Mo Yan, born on February 17, 1955, is a renowned Chinese author. He is the winner of the Nobel Prize for Literature in 2012. Mo is best known in the West for two of his novels which were the basis of the film Red Sorghum.
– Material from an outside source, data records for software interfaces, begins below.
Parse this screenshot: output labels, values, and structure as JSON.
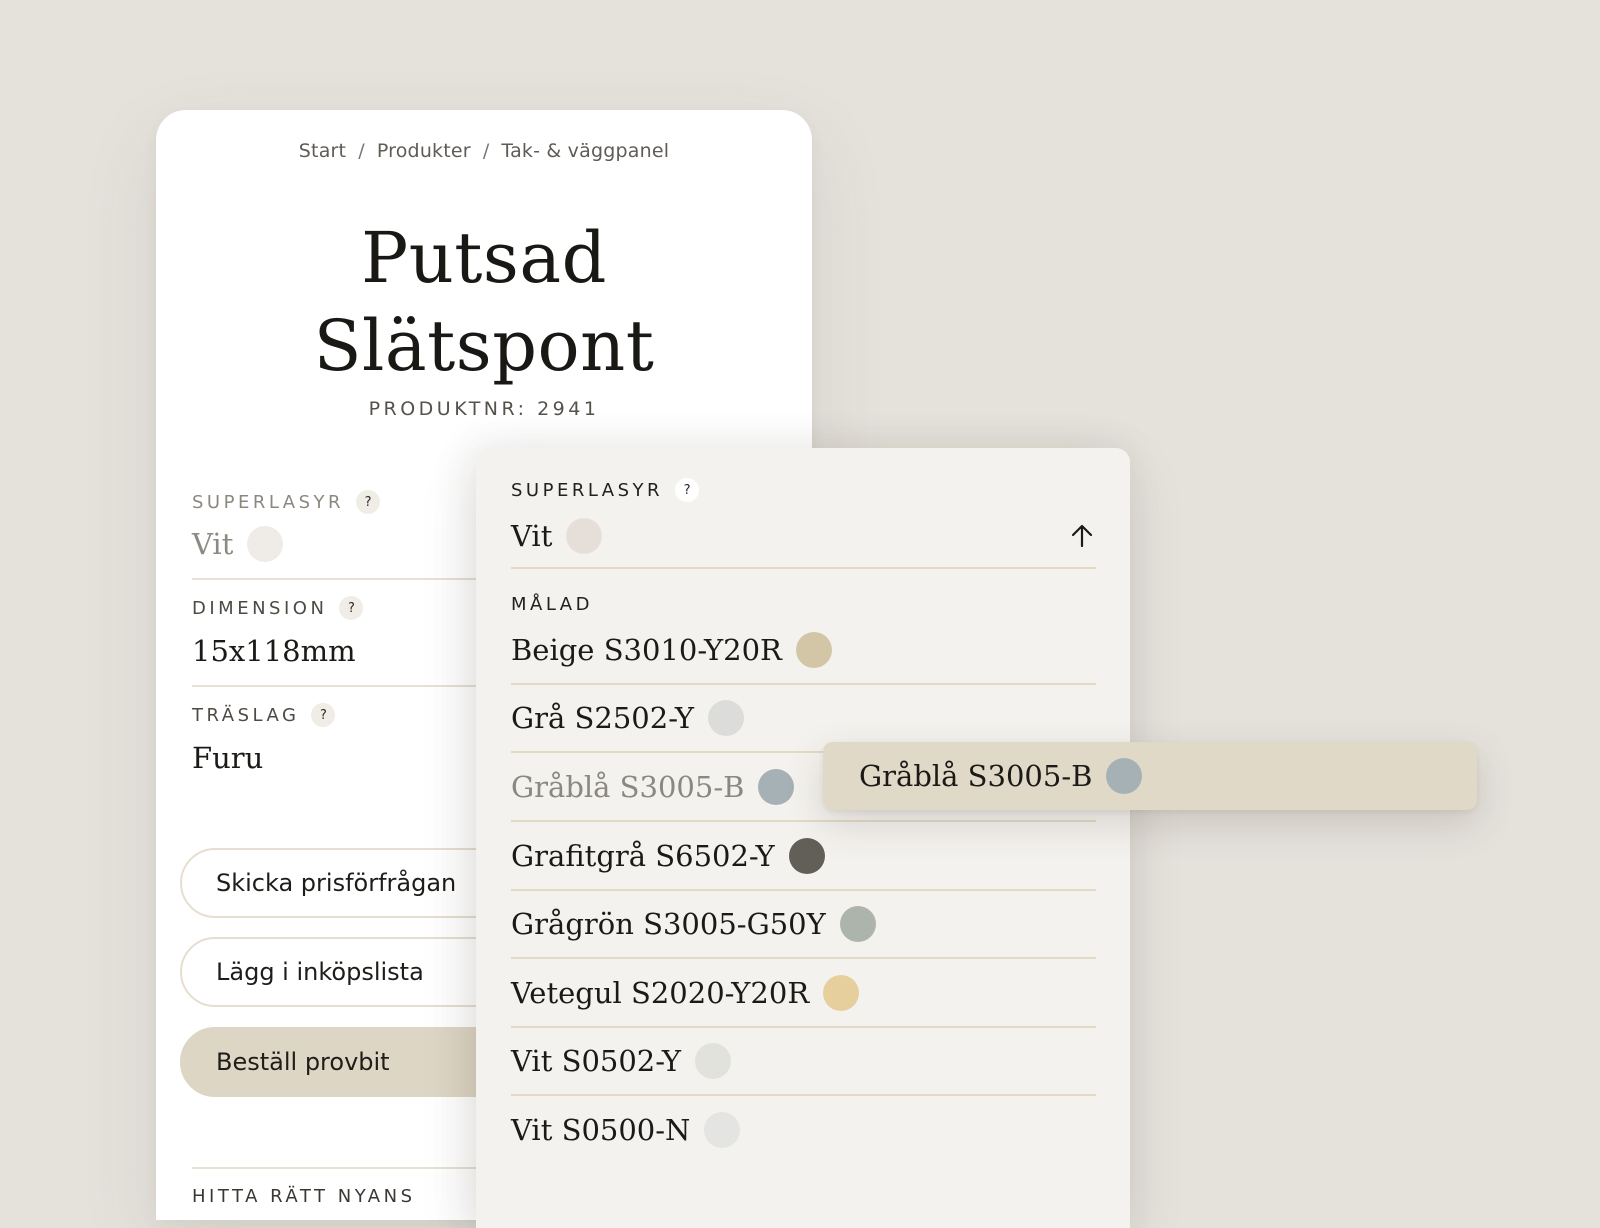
{
  "breadcrumb": {
    "items": [
      "Start",
      "Produkter",
      "Tak- & väggpanel"
    ],
    "separator": "/"
  },
  "product": {
    "title_line1": "Putsad",
    "title_line2": "Slätspont",
    "product_number": "PRODUKTNR: 2941"
  },
  "fields": {
    "superlasyr": {
      "label": "SUPERLASYR",
      "help": "?",
      "value": "Vit",
      "swatch_color": "#efebe6"
    },
    "dimension": {
      "label": "DIMENSION",
      "help": "?",
      "value": "15x118mm"
    },
    "traslag": {
      "label": "TRÄSLAG",
      "help": "?",
      "value": "Furu"
    }
  },
  "actions": {
    "price_request": "Skicka prisförfrågan",
    "add_to_list": "Lägg i inköpslista",
    "order_sample": "Beställ provbit"
  },
  "bottom_section_label": "HITTA RÄTT NYANS",
  "dropdown": {
    "label": "SUPERLASYR",
    "help": "?",
    "selected": {
      "name": "Vit",
      "color": "#e6dfd9"
    },
    "arrow_icon": "arrow-up-icon",
    "group_label": "MÅLAD",
    "options": [
      {
        "name": "Beige S3010-Y20R",
        "color": "#d3c6a7",
        "state": "normal"
      },
      {
        "name": "Grå S2502-Y",
        "color": "#dcdcda",
        "state": "normal"
      },
      {
        "name": "Gråblå S3005-B",
        "color": "#a6b1b6",
        "state": "hovered"
      },
      {
        "name": "Grafitgrå S6502-Y",
        "color": "#625e58",
        "state": "normal"
      },
      {
        "name": "Grågrön S3005-G50Y",
        "color": "#adb4ac",
        "state": "normal"
      },
      {
        "name": "Vetegul S2020-Y20R",
        "color": "#e6cf9c",
        "state": "normal"
      },
      {
        "name": "Vit S0502-Y",
        "color": "#e1e2dc",
        "state": "normal"
      },
      {
        "name": "Vit S0500-N",
        "color": "#e4e4e2",
        "state": "normal"
      }
    ]
  },
  "hover_chip": {
    "name": "Gråblå S3005-B",
    "color": "#a6b1b6"
  }
}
He was appointed a deputy chairman of the quasi-official Chinese Writers' Association in November 2011.
Mo Yan's Nobel Prize for literature was hailed by the public as a sign that contemporary Chinese literature has finally won global recognition, even as several cultural critics questioned the value of his work.Friday, 12 October, 2012, 7:30am
Mo Yan has come far from Gaomi, where he was born to a farming family in the early days of communist rule, but his writing has never left.12 Oct 2012 - 7:55pm
Author Mo Yan made history yesterday by becoming the first Chinese national to win the Nobel Prize for literature.
Although mainland-born Gao Xingjian won the literature prize 12 years ago, he was by then a French citizen, after moving to France in 1987.12 Oct 2012 - 4:28pm 1 comment
Chinese author Mo Yan said he was delighted at winning this year’s Nobel prize for literature on Thursday, which will inspire him to “strive harder” in his writing.12 Oct 2012 - 7:36am
Mo Yan has focused an unflinching eye on the darkness of 20th-century Chinese society in a prolific writing career that landed him the Nobel prize for literature.11 Oct 2012 - 9:08pm
Mo Yan, one of China’s leading writers of the past half-century, on Thursday won the Nobel Literature Prize for his writing that mixes folk tales, history and the contemporary.13 Oct 2012 - 8:54am
With just hours to go before the Nobel Literature Prize laureate is announced in Stockholm, speculation has hit fever pitch with Canada’s Alice Munro and Japan’s Haruki Murakami often cited as possible winners.
Short story writer Munro is a favourite in Sweden’s literary circles, while the Japanese novelist is preferred by bookmakers.29 Aug 2013 - 4:13am
Critically acclaimed for his work and faulted for his tolerance of government censors, Chinese author Mo Yan has suddenly found himself at the centre of a media frenzy over his prospects of winning the Nobel Prize.10 Oct 2012 - 4:30am
Critically acclaimed Chinese author Mo Yan has suddenly found himself at the centre of a media frenzy over his prospects of winning the Nobel Prize.9 Oct 2012 - 10:25pm
Writers, activists and many readers reject the idea that Mo Yan might win, saying his career has been tainted by censorship8 Oct 2012 - 8:30am